The warning message quoted at the head of this page, which purportedly describes the experience of a Pearl user who suffered continual yeast infections and then found that fibers from Pearl tampons had been accumulating inside her for five months and caused her cervix to bleed, is similarly unlikely. Yeast infections are normally caused by a fungus, a particular problem when the normal biological balance of the vagina is disturbed (e.g., through changes in hormone levels during pregnancy, use of birth control pills, and the normal fluctuation in pH level of the vagina during menstruation). Nothing about the Tampax Pearl tampon suggests that it would be the cause of a increased incidence of yeast infections, as it’s made from the same materials as just about every other tampon. The same reasoning applies to claims of fiber residue and vaginal bleeding or vaginal ulcers: these are problems which are occasionally experienced by users of all brands of tampons and long antedate the development of the Tampax Pearl. (Fiber residue, which occurs with all brands of tampons, isn’t really a health concern, as the stray fibers are eventually sloughed off by the vagina along with other menstrual material.) This issue sounds all too much like a rehash of the apocryphal claims about tampon manufacturers using asbestos in their products to promote bleeding and thereby increase sales.
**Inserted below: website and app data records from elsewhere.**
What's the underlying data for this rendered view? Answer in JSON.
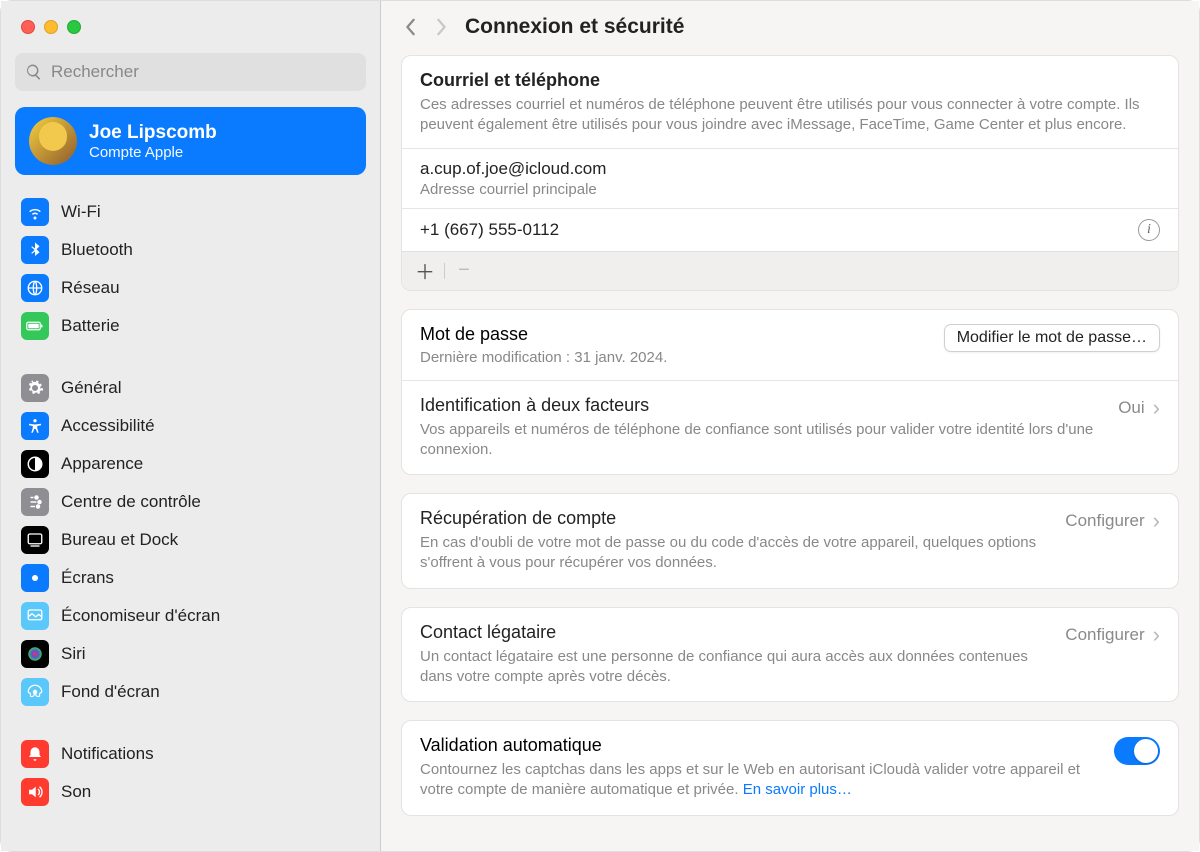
{
  "search_placeholder": "Rechercher",
  "account": {
    "name": "Joe Lipscomb",
    "subtitle": "Compte Apple"
  },
  "nav": {
    "group1": [
      {
        "id": "wifi",
        "label": "Wi-Fi",
        "color": "#0a7aff"
      },
      {
        "id": "bluetooth",
        "label": "Bluetooth",
        "color": "#0a7aff"
      },
      {
        "id": "network",
        "label": "Réseau",
        "color": "#0a7aff"
      },
      {
        "id": "battery",
        "label": "Batterie",
        "color": "#34c759"
      }
    ],
    "group2": [
      {
        "id": "general",
        "label": "Général",
        "color": "#8e8e93"
      },
      {
        "id": "accessibility",
        "label": "Accessibilité",
        "color": "#0a7aff"
      },
      {
        "id": "appearance",
        "label": "Apparence",
        "color": "#000"
      },
      {
        "id": "controlcenter",
        "label": "Centre de contrôle",
        "color": "#8e8e93"
      },
      {
        "id": "desktop",
        "label": "Bureau et Dock",
        "color": "#000"
      },
      {
        "id": "displays",
        "label": "Écrans",
        "color": "#0a7aff"
      },
      {
        "id": "screensaver",
        "label": "Économiseur d'écran",
        "color": "#5ac8fa"
      },
      {
        "id": "siri",
        "label": "Siri",
        "color": "#000"
      },
      {
        "id": "wallpaper",
        "label": "Fond d'écran",
        "color": "#5ac8fa"
      }
    ],
    "group3": [
      {
        "id": "notifications",
        "label": "Notifications",
        "color": "#ff3b30"
      },
      {
        "id": "sound",
        "label": "Son",
        "color": "#ff3b30"
      }
    ]
  },
  "page_title": "Connexion et sécurité",
  "email_section": {
    "title": "Courriel et téléphone",
    "description": "Ces adresses courriel et numéros de téléphone peuvent être utilisés pour vous connecter à votre compte. Ils peuvent également être utilisés pour vous joindre avec iMessage, FaceTime, Game Center et plus encore.",
    "email": "a.cup.of.joe@icloud.com",
    "email_sub": "Adresse courriel principale",
    "phone": "+1 (667) 555-0112"
  },
  "password_section": {
    "title": "Mot de passe",
    "modified": "Dernière modification : 31 janv. 2024.",
    "button": "Modifier le mot de passe…"
  },
  "twofa": {
    "title": "Identification à deux facteurs",
    "description": "Vos appareils et numéros de téléphone de confiance sont utilisés pour valider votre identité lors d'une connexion.",
    "status": "Oui"
  },
  "recovery": {
    "title": "Récupération de compte",
    "description": "En cas d'oubli de votre mot de passe ou du code d'accès de votre appareil, quelques options s'offrent à vous pour récupérer vos données.",
    "action": "Configurer"
  },
  "legacy": {
    "title": "Contact légataire",
    "description": "Un contact légataire est une personne de confiance qui aura accès aux données contenues dans votre compte après votre décès.",
    "action": "Configurer"
  },
  "auto": {
    "title": "Validation automatique",
    "description": "Contournez les captchas dans les apps et sur le Web en autorisant iCloudà valider votre appareil et votre compte de manière automatique et privée. ",
    "link": "En savoir plus…",
    "enabled": true
  }
}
All that could really be verified about this latter e-mail is that the Amy Strand who started the message is indeed a real person. A Procter & Gamble spokesperson informed us that they did contact her employer (Ford) in their efforts to track down the origin of the rumor, and Amy Strand stated that she had been let go by her employer for violating company policy by using the company system for personal e-mail. (Whether her dismissal was truly the result of Procter & Gamble’s threatening her employer with a lawsuit is not something we’ve been able to independently verify.) When asked if she could provide some additional information to help verify the claims made in the warning she sent out, Ms. Strand volunteered only that the e-mail was “based on a conversation that she [my co-worker] and I had,” and that the co-worker “didn’t want to contact the media as she didn’t want a class action lawsuit.” (Contacting the media to draw attention to an issue and filing a class-action lawsuit are two completely different things, however: either one can be undertaken without pursuing the other.) For people supposedly engaged in an effort intended to help women everywhere, the principals in this case were not particularly forthcoming.

Last updated:   7 March 2014


    Gordon, Meryl.   “The Class-Action Quandry: Cash Payment, No Apology.”

    The New York Times.   20 February 1999.

    Meadows, Michelle.   “TSS Now Rare, But Women Still Should Take Care.”

    FDA Consumer.   March 2000.

    Sobol, Richard B.   Bending the Law: The Story of the Dalkon Shield Bankruptcy.

    Chicago: University of Chicago Press, 1993.   ISBN 0-226-76753-1.

    Willis, Judith Levine.   “An Itch Like No Other.”

    FDA Consumer.   April 1996.